    Journal: PLoS ONE

    Article Title: Prostate Secretory Protein of 94 Amino Acids (PSP94) Binds to Prostatic Acid Phosphatase (PAP) in Human Seminal Plasma

    doi: 10.1371/journal.pone.0058631

    Figure Lengend Snippet: Co-immunoprecipitation of PSP94 and PAP proteins from fraction III. A. PSP94-PAP complex from fraction III (50 µg) co-immunoprecipitated with anti-PAP antibody showing the presence of PSP94 (lane 3). Protein G beads incubated with either fraction III in buffer alone (lane 2) or fraction III incubated with mouse isotype control antibody (lane 1) served as controls. 10 µg of fraction III was loaded in lane 4 as input and the immunoblot was probed with anti-PSP94 antibody. B. PSP94-PAP complex from fraction III (50 µg) was co-immunoprecipitated with anti-PSP94 antibody showing the presence of PAP (lane 3). Protein G beads incubated with either fraction III in buffer alone (lane 2) or fraction III incubated with normal rabbit serum (lane 1) served as controls. 10 µg of fraction III was loaded in lane 3 as input and the immunoblot was probed with anti-PAP antibody. Molecular weight markers shown are in kDa.

    Article Snippet: Fraction III (20 µg) was then resolved on a 12.5% SDS-PAGE and subjected to immunoblot analysis using mouse monoclonal anti-PAP antibody (US Biological, Swampscott, MA), at 1∶2000 dilution in TBS-T buffer, for 1 h at RT.
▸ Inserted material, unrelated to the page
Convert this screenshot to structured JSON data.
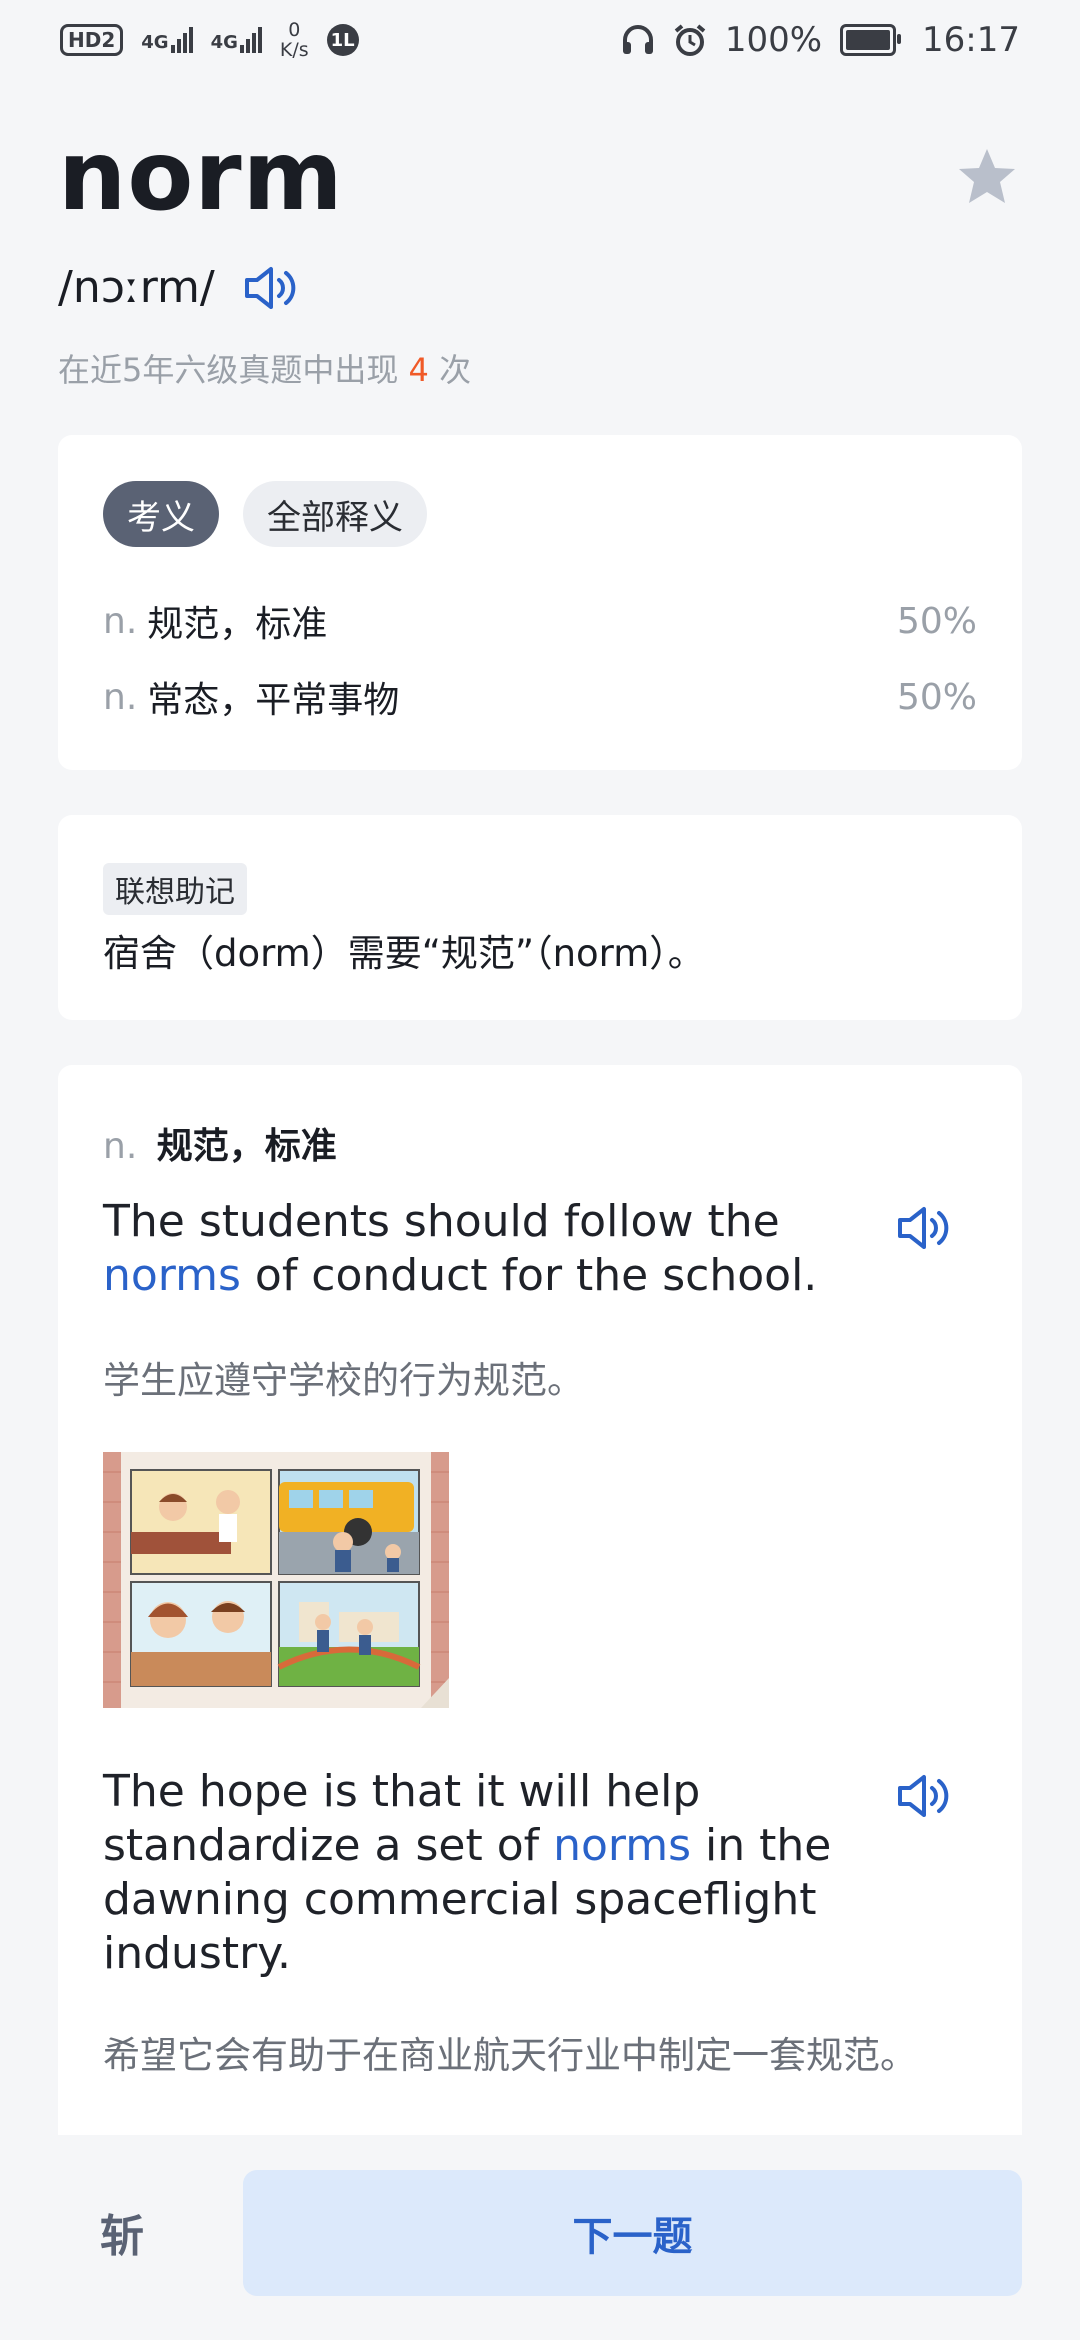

    Techniques: Immunoprecipitation, Incubation, Molecular Weight